Neither the annual holding of International Women’s Day on March 8, or the profuse existing legislation prevent gender inequality scenarios from continuing to happen. The president of the European Commission was recently ignored by the Ugandan foreign affairs minister because she is a woman. The question that arises from this scenario is what claimable obligations would the European Union have if it were a private company and Ursula von der Leyen were a female employee.

During the reception at the European Union – African Union summit held in Brussels on February 17 and 18 2022, Abubaker Jeje Odongo, the Ugandan minister for foreign affairs, did not greet the president of the European Union, Ursula von der Leyen, in the same way as he greeted the two men who were present, Charles Michel and Emmanuel Macron.

This was a case of déjà vu following the sofagate incident in April 2021 in Ankara, also involving Ursula Von der Leyen, Charles Michel, and this time, Turkish president Recep Tayyip Erdogan. Then, in the Turkish capital only two chairs had been prepared for the reception of both European leaders, so the president found herself relegated to sitting on a sofa at a considerable distance from the two men.

It is unquestionable that equality between men and women is one of the fundamental values of the European Union. The following specific obligation exists: “in all its activities, the Union shall aim to eliminate inequalities, and to promote equality, between men and women”. Moreover, the Charter of Fundamental Rights of the European Union states that “Equality between women and men must be ensured in all areas, including employment, work and pay”.

There can be no doubt from the images (available on social media and in various newspapers) that the Ugandan minister ignored the president, and even after being called upon to greet her by Emmanuel Macron, he did so without offering his hand, as he had done a few moments earlier when greeting the two men.

In light of the definition provided in Directive 2006/54/EC of the European Parliament and of the Council of 5 July 2006 on the implementation of the principle of equal opportunities and equal treatment of men and women in matters of employment and occupation, this is a case of direct discrimination on grounds of sex, “where one person is treated less favourably on grounds of sex than another is, has been, or would be treated in a comparable situation”.

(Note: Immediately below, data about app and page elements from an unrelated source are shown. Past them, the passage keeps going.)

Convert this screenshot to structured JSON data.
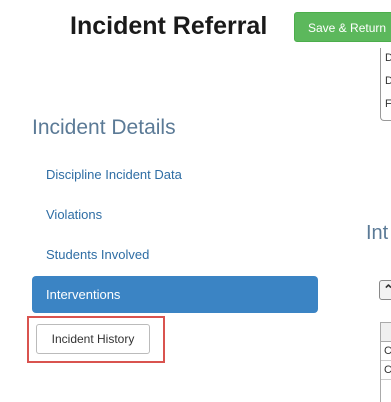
{
  "header": {
    "title": "Incident Referral",
    "save_label": "Save & Return"
  },
  "right_panel_letters": [
    "D",
    "D",
    "F"
  ],
  "sidebar": {
    "heading": "Incident Details",
    "items": [
      {
        "label": "Discipline Incident Data"
      },
      {
        "label": "Violations"
      },
      {
        "label": "Students Involved"
      },
      {
        "label": "Interventions"
      }
    ],
    "history_button": "Incident History"
  },
  "right_section": {
    "heading_fragment": "Int",
    "control_glyph": "⌃",
    "table_rows": [
      "C",
      "C"
    ]
  },
  "colors": {
    "save_button": "#5cb85c",
    "active_nav": "#3b84c4",
    "highlight_box": "#d9534f",
    "heading": "#5b7a96",
    "link": "#2e6da4"
  }
}
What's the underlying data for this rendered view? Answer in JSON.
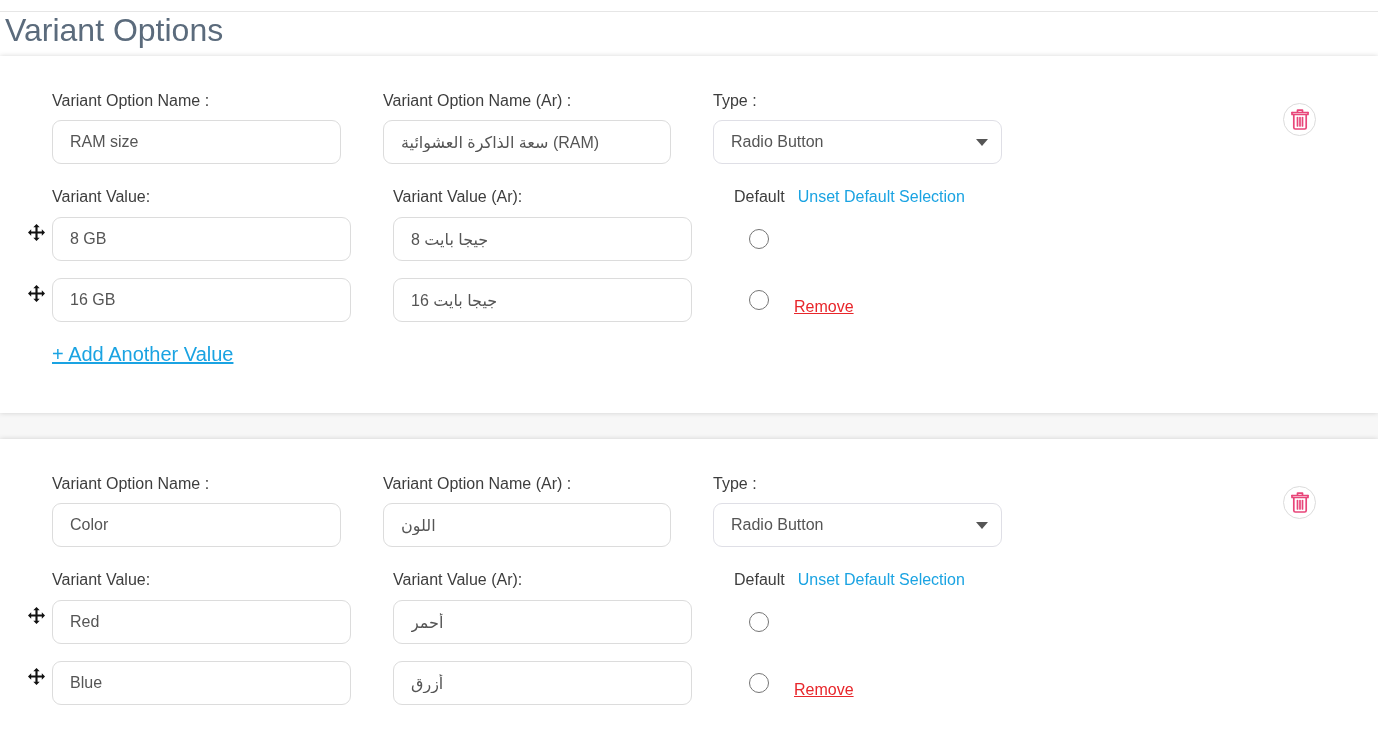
{
  "page": {
    "title": "Variant Options"
  },
  "options": [
    {
      "name_label": "Variant Option Name :",
      "name": "RAM size",
      "name_ar_label": "Variant Option Name (Ar) :",
      "name_ar": "سعة الذاكرة العشوائية (RAM)",
      "type_label": "Type :",
      "type": "Radio Button",
      "value_label": "Variant Value:",
      "value_ar_label": "Variant Value (Ar):",
      "default_label": "Default",
      "unset_default": "Unset Default Selection",
      "values": [
        {
          "value": "8 GB",
          "value_ar": "8 جيجا بايت",
          "selected": false
        },
        {
          "value": "16 GB",
          "value_ar": "16 جيجا بايت",
          "selected": false,
          "remove": "Remove"
        }
      ],
      "add_value": "+ Add Another Value"
    },
    {
      "name_label": "Variant Option Name :",
      "name": "Color",
      "name_ar_label": "Variant Option Name (Ar) :",
      "name_ar": "اللون",
      "type_label": "Type :",
      "type": "Radio Button",
      "value_label": "Variant Value:",
      "value_ar_label": "Variant Value (Ar):",
      "default_label": "Default",
      "unset_default": "Unset Default Selection",
      "values": [
        {
          "value": "Red",
          "value_ar": "أحمر",
          "selected": false
        },
        {
          "value": "Blue",
          "value_ar": "أزرق",
          "selected": false,
          "remove": "Remove"
        }
      ]
    }
  ]
}
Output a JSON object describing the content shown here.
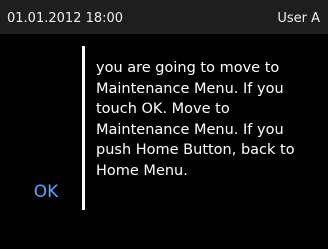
{
  "status_bar": {
    "datetime": "01.01.2012 18:00",
    "user": "User A"
  },
  "dialog": {
    "ok_label": "OK",
    "message": "you are going to move to Maintenance Menu. If you touch OK. Move to Maintenance Menu. If you push Home Button, back to Home Menu."
  },
  "colors": {
    "background": "#000000",
    "status_bar": "#1e1e1e",
    "text": "#ffffff",
    "accent": "#5aa7ff"
  }
}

Leaving aside the complexities of international politics, their associated economic reasons, and how far European citizens wish to defend what they regard as the fundamental and inalienable rights of humans, this scenario serves as an example for dealing with a real issue at companies: what claimable obligations does a company have in the event of discrimination caused by third parties?

In Spain, an employer’s failure to take action, in repeated scenarios of this type which have an adverse effect, for example, on a female worker’s personal dignity or professional development, would run counter to the mandate in article 48.1 of the Equality Law which requires employers to promote working conditions that prevent sexual harassment on grounds of sex. Moreover, if international negotiations with representatives who do not share constitutional values are a frequent occurrence at a company, it needs to go as far as asking whether it is an issue that should have arisen in the status diagnosis (or its revision) when drawing up the equality plan at the company.

Similarly, if the president had been an employee, it would have to be asked whether an assessment of her status is required from the standpoint of preventing occupational risks. More exactly, whether an assessment is needed of the risks attached to the job (including psychosocial risk factors) from a gender standpoint.

Fulfillment of an employer’s protection obligation towards its workers could be regarded as insufficient if it was assessable and predictable that female workers, by reason of a number of factors (of an international and cultural kind, for example), were exposed in certain jobs to discriminatory treatment by third parties, making it necessary to take the appropriate steps to achieve equal treatment for the female worker within the company’s possibilities.

In short, even though the president’s situation did not occur within scope of a private company, it may be used as a public reference to identify potential cases of unequal treatment within the company and, if necessary, the mechanisms needing to be adopted to prevent them.


Guillermo García

Garrigues Employment & Labor Law Department